• Task objective
Only lines containing "Great" belong in the answer, each copied from the entries below.

• Supplied data
*** Block opens ***
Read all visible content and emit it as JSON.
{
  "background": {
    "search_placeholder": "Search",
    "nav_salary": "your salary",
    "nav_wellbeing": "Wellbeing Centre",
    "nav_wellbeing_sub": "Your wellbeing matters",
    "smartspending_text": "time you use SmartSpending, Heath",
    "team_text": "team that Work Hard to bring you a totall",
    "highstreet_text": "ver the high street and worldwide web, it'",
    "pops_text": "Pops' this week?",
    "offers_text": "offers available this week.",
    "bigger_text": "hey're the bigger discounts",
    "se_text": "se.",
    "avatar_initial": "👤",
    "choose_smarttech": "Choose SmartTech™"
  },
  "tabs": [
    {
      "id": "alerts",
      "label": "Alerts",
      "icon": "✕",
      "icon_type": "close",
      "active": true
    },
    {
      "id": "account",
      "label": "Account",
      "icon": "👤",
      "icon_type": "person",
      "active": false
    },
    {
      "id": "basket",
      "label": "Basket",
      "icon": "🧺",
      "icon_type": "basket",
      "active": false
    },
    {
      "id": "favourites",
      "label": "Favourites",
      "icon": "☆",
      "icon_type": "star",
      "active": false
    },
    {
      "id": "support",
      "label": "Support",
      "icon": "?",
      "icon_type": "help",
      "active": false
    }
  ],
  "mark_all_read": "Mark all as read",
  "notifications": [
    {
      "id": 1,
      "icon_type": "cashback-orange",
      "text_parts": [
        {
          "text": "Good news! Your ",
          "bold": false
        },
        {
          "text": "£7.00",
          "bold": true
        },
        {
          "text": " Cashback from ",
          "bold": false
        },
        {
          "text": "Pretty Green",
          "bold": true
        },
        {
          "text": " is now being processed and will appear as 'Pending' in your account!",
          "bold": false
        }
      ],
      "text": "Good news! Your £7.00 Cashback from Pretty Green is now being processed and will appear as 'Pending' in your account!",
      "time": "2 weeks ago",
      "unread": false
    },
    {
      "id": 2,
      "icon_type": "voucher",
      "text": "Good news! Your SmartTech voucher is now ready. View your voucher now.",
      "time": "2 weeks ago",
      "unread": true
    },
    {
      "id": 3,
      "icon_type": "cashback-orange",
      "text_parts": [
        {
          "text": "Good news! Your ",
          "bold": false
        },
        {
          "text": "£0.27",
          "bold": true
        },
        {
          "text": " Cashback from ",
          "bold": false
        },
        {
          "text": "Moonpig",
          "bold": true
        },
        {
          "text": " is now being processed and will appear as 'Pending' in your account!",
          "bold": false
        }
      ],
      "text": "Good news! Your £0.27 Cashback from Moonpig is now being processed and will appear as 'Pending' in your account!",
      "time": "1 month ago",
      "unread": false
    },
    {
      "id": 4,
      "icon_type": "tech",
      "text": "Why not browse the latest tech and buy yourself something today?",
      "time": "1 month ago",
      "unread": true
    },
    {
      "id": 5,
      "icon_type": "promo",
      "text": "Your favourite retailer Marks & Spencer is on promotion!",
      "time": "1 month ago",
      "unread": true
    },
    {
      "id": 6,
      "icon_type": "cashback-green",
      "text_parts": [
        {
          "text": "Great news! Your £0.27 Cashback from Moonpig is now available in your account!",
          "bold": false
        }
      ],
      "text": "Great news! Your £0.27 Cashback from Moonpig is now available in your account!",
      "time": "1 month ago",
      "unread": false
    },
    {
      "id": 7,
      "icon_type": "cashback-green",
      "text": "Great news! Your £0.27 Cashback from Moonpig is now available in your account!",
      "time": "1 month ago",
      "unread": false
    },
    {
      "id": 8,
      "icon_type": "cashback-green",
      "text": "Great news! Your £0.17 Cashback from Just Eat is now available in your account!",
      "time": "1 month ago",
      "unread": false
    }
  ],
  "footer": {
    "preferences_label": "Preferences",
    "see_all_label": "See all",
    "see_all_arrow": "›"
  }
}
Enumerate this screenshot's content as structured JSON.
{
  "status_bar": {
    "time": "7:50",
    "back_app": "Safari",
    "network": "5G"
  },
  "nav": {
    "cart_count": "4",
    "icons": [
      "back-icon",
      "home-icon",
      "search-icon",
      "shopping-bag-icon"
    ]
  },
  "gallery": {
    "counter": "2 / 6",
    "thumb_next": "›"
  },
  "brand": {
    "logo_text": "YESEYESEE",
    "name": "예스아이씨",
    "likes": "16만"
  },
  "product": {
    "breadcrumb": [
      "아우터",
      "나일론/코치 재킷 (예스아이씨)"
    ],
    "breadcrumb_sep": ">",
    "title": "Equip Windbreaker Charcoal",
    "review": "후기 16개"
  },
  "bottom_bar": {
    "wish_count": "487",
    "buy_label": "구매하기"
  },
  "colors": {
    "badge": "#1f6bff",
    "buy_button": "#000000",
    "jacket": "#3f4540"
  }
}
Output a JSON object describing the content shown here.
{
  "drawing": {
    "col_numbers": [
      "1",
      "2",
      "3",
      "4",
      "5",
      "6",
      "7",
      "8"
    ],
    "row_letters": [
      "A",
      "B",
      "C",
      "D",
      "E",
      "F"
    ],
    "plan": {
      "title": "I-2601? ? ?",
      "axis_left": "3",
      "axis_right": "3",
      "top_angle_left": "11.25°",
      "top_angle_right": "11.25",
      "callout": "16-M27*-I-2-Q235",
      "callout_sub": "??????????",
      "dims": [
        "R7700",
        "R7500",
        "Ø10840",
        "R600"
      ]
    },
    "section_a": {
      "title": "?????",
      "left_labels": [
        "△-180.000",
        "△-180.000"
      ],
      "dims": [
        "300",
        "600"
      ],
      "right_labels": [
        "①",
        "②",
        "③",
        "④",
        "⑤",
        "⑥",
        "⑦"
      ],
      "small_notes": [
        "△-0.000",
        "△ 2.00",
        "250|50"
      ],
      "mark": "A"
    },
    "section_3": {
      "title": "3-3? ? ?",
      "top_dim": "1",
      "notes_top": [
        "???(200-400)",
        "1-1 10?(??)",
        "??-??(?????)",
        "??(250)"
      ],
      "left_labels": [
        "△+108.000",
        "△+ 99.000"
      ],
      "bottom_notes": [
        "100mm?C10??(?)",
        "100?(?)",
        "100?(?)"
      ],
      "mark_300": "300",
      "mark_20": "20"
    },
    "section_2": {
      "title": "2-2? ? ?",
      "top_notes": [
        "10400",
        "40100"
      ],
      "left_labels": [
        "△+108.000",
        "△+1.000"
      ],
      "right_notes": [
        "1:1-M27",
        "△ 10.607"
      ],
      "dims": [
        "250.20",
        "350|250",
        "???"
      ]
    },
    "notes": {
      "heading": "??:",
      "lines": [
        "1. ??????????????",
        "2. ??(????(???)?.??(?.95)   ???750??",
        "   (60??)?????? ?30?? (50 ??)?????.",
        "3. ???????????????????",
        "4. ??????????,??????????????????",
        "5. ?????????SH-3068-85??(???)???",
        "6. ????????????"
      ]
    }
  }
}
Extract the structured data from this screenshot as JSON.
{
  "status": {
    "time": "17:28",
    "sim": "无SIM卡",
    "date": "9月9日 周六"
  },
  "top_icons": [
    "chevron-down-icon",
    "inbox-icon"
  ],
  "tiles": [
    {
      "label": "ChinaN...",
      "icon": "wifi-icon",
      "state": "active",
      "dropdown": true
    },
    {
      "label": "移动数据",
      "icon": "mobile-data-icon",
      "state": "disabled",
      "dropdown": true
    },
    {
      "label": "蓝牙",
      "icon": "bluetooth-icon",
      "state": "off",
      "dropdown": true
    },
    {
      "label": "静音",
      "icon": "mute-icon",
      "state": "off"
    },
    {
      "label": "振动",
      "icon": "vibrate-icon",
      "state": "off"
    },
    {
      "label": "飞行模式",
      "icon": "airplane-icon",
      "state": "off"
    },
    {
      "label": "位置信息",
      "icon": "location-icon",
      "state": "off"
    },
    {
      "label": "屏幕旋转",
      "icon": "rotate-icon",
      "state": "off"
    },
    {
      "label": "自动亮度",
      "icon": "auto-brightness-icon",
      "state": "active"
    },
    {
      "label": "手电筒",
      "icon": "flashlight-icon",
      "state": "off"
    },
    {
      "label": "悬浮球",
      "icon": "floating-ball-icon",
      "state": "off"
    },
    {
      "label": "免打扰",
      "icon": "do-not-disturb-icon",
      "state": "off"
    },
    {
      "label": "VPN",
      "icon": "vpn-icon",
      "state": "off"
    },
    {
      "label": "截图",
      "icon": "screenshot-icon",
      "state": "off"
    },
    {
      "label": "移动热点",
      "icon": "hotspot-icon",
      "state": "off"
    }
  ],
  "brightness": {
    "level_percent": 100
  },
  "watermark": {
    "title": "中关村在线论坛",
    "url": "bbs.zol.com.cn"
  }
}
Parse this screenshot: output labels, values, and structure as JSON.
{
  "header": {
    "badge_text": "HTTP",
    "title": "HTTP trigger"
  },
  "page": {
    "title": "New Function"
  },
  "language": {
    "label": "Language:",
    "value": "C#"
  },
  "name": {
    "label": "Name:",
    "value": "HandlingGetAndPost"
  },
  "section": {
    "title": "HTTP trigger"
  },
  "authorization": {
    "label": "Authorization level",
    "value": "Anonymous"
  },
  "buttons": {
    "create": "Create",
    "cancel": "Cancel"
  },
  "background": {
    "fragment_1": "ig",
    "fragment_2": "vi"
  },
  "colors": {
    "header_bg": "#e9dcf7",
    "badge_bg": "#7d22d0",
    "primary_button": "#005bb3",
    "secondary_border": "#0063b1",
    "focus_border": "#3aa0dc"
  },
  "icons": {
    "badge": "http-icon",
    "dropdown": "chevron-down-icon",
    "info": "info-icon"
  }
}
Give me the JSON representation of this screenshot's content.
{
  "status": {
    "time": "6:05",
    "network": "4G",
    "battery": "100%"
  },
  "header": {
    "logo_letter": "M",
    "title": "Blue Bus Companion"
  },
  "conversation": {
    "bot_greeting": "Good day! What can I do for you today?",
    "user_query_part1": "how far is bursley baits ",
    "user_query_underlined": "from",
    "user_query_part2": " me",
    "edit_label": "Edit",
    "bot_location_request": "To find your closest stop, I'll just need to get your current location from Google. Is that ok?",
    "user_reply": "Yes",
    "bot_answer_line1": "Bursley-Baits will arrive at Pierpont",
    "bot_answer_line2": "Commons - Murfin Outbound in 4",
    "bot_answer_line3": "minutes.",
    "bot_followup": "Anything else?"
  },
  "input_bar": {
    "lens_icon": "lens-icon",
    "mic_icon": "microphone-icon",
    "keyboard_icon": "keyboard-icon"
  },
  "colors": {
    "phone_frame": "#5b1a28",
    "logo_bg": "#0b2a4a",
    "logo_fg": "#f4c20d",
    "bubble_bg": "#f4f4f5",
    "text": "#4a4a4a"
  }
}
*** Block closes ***
• Exercise result
          "text": "Great news! Your £0.27 Cashback from Moonpig is now available in your account!",
      "text": "Great news! Your £0.27 Cashback from Moonpig is now available in your account!",
      "text": "Great news! Your £0.27 Cashback from Moonpig is now available in your account!",
      "text": "Great news! Your £0.17 Cashback from Just Eat is now available in your account!",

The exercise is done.